- Bharav, E., Mor, F., Halpern, M., & Weinberger, A. (2004, August). Lactobacillus GG bacteria ameliorate arthritis in Lewis rats. Journal of nutrition, 134(8), 1964-1969.
- Fabian, E., & Elmadfa, I. (2006, July). Influence of Daily Consumption of probiotic and Conventional yoghurt on the Plasma Lipid Profile in Young Healthy Women. Annals of nutrition & metabolism, 50(4), 387-393.
- Perdigon, G., de Moreno de LeBlanc, A., Vasdez, J., & Rachid, M. (2002, August). Role of yoghurt in the prevention of colon cancer. Eur J Clin Nutr, 56(Suppl 3:s65-8).
- Wang, K.Y., Li, S.N., Liu, C.S., Perng, D.S., Su, Y.C., Wu, D.C., Jan, C.M., Lai, C.H., Wang, T.N., & Wang, W.M. (2004, September). Effects of ingesting Lactobacillus- and Bifidobacterium-containing yogurt in subjects with colonized Helicobacter pylori.

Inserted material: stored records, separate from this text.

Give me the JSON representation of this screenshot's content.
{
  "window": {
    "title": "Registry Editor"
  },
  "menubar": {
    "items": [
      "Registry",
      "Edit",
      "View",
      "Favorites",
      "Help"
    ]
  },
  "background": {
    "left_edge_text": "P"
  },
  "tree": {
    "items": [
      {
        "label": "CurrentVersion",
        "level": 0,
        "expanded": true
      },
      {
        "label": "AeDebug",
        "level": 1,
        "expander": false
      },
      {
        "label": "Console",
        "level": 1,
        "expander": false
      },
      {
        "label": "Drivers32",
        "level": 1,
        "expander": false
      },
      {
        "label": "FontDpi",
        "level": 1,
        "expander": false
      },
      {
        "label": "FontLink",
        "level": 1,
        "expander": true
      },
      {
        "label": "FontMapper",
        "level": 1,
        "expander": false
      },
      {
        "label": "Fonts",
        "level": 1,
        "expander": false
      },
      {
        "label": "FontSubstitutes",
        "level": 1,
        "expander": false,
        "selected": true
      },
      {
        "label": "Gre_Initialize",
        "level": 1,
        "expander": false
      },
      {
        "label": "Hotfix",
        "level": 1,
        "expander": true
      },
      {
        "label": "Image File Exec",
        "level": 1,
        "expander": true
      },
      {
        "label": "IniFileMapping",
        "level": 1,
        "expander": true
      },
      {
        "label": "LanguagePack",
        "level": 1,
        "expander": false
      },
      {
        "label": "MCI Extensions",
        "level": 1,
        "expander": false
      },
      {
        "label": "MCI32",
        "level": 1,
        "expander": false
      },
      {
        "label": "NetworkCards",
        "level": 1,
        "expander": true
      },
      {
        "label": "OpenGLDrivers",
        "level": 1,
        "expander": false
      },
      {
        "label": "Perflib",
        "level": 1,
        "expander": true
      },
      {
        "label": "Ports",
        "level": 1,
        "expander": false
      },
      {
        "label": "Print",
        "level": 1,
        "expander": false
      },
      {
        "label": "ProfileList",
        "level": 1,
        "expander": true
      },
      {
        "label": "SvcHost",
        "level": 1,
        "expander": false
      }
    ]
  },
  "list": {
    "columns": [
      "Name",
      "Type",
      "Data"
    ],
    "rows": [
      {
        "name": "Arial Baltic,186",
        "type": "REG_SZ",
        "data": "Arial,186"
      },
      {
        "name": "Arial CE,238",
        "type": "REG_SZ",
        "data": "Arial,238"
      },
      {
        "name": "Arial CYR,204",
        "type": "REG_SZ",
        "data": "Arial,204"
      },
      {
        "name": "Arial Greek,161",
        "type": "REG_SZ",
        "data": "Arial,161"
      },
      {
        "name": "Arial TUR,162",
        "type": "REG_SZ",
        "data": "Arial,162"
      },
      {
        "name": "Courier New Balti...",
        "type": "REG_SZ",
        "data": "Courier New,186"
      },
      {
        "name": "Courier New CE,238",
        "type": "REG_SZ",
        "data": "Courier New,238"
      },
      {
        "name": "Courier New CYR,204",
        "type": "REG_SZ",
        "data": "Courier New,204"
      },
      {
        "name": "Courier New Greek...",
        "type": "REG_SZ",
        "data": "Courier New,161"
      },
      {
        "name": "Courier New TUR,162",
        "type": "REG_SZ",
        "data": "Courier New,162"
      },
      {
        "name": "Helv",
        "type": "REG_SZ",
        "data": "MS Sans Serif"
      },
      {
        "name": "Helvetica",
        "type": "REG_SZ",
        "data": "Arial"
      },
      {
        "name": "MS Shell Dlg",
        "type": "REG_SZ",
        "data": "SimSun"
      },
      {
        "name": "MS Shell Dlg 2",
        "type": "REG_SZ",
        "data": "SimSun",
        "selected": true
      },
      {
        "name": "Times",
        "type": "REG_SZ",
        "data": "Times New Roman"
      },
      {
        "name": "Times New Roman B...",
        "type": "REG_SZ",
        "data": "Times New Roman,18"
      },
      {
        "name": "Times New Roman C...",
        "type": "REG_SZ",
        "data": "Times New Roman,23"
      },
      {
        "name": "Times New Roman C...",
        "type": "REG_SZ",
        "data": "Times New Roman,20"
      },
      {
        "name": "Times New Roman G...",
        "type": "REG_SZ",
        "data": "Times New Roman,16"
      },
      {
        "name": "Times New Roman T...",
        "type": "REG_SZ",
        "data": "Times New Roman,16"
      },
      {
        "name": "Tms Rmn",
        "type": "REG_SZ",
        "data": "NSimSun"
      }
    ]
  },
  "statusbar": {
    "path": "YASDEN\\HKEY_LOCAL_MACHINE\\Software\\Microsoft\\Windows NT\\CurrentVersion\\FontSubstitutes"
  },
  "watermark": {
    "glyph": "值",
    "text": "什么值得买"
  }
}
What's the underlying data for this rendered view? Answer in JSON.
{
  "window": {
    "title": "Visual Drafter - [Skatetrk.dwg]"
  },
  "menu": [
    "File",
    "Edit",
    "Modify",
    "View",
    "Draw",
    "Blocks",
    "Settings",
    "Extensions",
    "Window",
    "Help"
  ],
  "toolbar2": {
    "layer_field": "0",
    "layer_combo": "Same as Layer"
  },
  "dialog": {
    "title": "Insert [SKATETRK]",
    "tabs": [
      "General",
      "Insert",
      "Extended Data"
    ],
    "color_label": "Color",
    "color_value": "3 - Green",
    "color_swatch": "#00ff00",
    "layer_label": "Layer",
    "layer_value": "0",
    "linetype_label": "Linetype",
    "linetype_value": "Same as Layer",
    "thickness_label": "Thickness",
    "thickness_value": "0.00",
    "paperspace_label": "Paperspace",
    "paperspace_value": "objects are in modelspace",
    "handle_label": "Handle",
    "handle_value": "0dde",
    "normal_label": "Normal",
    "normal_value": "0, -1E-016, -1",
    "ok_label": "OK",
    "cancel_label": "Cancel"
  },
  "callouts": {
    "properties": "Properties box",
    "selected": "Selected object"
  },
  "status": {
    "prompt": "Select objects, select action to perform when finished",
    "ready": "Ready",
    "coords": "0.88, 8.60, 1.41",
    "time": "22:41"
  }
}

Am J Clin Nutr, 80(3), 737-734.
- Sheu BS, Wu JJ, Lo CY, et al. Impact of supplement with Lactobacillus- and Bifidobacterium-containing yogurt on triple therapy for Helicobacter pylori eradication. Aliment Pharmacol Ther 2002;16(9):1669- 1676.